SPECIES: North Atlantic right whale (Eubalaena glacialis)
CURRENT RANGE: Along the east coast of North America, from Canada down to Georgia and Florida
CURRENT THREATS: Ship strikes, entanglement in commercial fishing lines
CONSERVATION STATUS: Endangered
WHERE CAN YOU SEE THEM: With just 400-450 left, chances of spotting them are slim, but your best bet is off the Georgia/Florida coast in winter.
(The following is a guest post from Margherita & Nick Ragg of adventure & nature travel blog The Crowded Planet. Follow their adventures via Facebook and Twitter. If you’re a blogger interested in guest posting on GGT, please email pitches to Editor-In-Chief Bret Love at GreenGlobalTravel@gmail.com.)
In The Land Below the Wind, Agness Keith wrote of the Bornean orangutans that used to visit her garden in order to eat fruit from the trees. The book was written in the 1930s, when the country was still covered in primary rainforest, thick and unexplored, providing habitat for a wealth of wildlife. It was said that orangutans could cross the whole of Borneo, swinging from one tree branch to another, without ever touching the ground.
Orangutans are one of four species of great apes, and found only in Borneo and Sumatra. Their affinity with humans was first recognized by the native people of Borneo, the Dayaks, who named them after the Malay-Indonesian words for man of the forest. Dayaks believed orangutans could talk, but chose not to in order to prevent being enslaved and put to work.
I realize this may sound like exaggerated hyperbole.
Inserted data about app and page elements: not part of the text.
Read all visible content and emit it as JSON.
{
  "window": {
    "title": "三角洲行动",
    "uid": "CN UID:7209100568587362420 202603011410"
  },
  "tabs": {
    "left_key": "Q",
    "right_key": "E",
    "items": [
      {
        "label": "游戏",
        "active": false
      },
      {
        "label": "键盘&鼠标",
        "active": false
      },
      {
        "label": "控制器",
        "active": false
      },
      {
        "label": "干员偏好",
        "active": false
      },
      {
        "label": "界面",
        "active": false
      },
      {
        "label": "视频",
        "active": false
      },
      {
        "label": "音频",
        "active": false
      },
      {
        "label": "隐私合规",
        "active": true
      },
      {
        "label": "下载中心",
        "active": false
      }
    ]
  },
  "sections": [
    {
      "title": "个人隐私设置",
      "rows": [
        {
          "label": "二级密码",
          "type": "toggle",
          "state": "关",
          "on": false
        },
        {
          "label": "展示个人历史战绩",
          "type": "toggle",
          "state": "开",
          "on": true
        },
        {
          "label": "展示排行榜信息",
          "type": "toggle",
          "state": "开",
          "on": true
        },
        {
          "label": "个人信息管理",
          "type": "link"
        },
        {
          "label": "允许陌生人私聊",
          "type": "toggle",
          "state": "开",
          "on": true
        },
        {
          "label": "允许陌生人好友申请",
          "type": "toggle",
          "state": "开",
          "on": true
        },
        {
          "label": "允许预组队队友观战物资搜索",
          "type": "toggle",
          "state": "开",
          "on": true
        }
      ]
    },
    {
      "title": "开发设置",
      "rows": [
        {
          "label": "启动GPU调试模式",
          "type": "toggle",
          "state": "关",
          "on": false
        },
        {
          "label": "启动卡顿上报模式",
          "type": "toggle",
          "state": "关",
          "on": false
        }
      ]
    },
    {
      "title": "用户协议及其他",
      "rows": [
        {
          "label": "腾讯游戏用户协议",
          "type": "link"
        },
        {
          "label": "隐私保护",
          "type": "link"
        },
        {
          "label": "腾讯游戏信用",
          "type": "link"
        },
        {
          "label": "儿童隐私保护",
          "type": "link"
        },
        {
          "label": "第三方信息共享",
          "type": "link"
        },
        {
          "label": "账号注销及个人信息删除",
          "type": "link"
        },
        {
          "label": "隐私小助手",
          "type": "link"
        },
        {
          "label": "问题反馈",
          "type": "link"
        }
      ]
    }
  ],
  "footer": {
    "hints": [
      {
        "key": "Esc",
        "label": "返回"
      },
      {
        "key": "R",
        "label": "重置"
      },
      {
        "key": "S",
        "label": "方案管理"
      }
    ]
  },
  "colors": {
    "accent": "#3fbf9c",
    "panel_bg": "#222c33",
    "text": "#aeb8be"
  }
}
But, until you’ve come face-to-face with an animal more than twice your height and 75 times your weight, it’s hard to fathom how the experience can alter your perception of humanity’s place in the Universe.
For me, it happened during the first game drive on the first day of my safari in Kruger National Park, South Africa.
He was a massive bull elephant, feeding on a tree about 75 yards from our open-air safari vehicle in Londolozi Game Reserve. As he noticed us, he slowly turned and ambled our way with a sense of purpose. When he got within 50 yards, I began looking at our guide nervously. By the time he’d reached the 30 yard mark, we asked if perhaps it was time to move the Jeep and give him some space. Solomon assured us that it was fine, as the elephant came closer and closer and closer.
(The following is a guest post by Sofie Couwenbergh, a Belgian language lover who balances a full-time job with a never-ending wanderlust, sharing her experiences on Wonderful Wanderings. You can also follow her on Facebook and Twitter. If you’re interested in contributing a story to Green Global Travel, please email pitches to Bret Love at info@GreenGlobalTravel.com.)
SPECIES: Southern Bluefin Tuna (Thunnus maccoyii)
CURRENT RANGE: Found in the open southern hemisphere waters of the Atlantic, Indian and Pacific oceans.
CURRENT THREATS: Over-fishing
CONSERVATION STATUS: Critically endangered
WHERE CAN YOU SEE THEM: In southern waters from 30° to 60° south, except during spawning season, when the Southern Bluefin Tuna migrates to the tropical seas off the west coast of Australia.
Conservation, n.: “The action or process of conserving; preservation of life, health, perfection, etc.; (also) preservation from destructive influences, natural decay, or waste.”
What would you pay for the life of an endangered species, of which less than 5,000 currently exist? According to Corey Knowlton, the Texas-based big game hunting guide who purchased a trophy-hunting permit for the right to kill one Black Rhino, $350,000 is the cost of conservation.
The permit, purchased from the Namibian Ministry of Environment and Tourism, was sold at an auction last weekend by the Dallas Safari Club, which insisted that the money would be used to fund rhino conservation efforts. But details on how it will be used to that end remain sketchy at best.
The Namibian government has allowed five Black Rhino trophy-hunt permits a year since 2004. Numbers of black rhino have increased in recent years from 3,600 to 5,055. But this hasn’t stopped the Black Rhino from appearing on the IUCN Red List as critically endangered, the highest level of threat before extinction.
So news of the hunting permit’s sale sparked vitriolic debate between hunting advocates and wildlife conservationists center on whether killing for conservation is moral, or effective in terms of saving a species.